Speaking to reporters earlier on Friday, Ministry of External Affairs spokesperson Raveesh Kumar had said that while the Pakistan High Commission’s event in Delhi will be boycotted, no Indian representative will attend similar events in Islamabad as well. “This decision was taken after the Pakistan High Commission decided to invite representatives of the Hurriyat Conference to the reception,” Kumar said.

Kumar said any attempt by the Pakistan High Commission or the Pakistani leadership to engage with the Hurriyat leaderships will not be taken lightly.
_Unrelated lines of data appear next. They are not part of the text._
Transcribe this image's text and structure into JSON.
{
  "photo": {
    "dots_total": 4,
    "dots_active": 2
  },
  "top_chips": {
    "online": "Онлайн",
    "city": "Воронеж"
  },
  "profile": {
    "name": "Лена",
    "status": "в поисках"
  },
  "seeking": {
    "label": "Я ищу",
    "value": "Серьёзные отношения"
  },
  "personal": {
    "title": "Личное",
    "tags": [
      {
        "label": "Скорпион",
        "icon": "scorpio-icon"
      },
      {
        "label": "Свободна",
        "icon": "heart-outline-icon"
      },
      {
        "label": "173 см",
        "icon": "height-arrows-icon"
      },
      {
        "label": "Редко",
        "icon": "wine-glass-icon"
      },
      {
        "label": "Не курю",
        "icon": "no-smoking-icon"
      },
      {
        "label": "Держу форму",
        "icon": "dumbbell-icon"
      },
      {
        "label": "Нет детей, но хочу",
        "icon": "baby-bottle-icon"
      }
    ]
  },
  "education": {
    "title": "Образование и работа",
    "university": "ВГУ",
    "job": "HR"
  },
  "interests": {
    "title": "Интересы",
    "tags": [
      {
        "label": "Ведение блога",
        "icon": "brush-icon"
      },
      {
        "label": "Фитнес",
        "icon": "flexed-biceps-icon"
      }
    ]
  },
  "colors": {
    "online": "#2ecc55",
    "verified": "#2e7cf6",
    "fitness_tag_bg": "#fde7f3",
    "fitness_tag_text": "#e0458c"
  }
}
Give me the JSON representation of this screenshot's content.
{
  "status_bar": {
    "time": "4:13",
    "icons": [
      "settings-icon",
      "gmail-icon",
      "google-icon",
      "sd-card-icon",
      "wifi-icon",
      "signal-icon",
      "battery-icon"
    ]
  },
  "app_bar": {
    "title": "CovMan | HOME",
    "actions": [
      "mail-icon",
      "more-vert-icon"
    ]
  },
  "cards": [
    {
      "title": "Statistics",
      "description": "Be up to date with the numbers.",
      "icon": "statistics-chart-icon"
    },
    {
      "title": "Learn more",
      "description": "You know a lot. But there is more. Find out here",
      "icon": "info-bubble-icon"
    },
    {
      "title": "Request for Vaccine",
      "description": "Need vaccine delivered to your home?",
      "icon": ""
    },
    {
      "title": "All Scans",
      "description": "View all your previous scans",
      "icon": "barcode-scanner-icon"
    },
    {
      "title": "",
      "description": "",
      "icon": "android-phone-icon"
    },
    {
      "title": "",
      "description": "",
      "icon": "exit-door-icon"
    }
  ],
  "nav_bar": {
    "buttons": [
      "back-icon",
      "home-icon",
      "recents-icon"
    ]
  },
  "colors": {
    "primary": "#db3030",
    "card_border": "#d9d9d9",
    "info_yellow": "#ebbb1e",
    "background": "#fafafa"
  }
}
In 2018, the reception at the Pakistani embassy was attended by Union Minister of State for Agriculture and Farmers Welfare Gajendra Singh Shekhawat.

Pakistan High Commissioner to India Sohail Mahmood on Friday said diplomacy and dialogue are indispensable to resolving the long-standing disputes between New Delhi and Islamabad.

“Coercive measure have not worked in the past and they will not work in the future,” Mahmood said at the event at Pakistan High Commission, ANI reported. “A relationship based on sovereign equality, mutual respect and mutual interest is the best guarantee for a peaceful and prosperous future. We do hope the long winter in India-Pakistan relations would come to an early end.”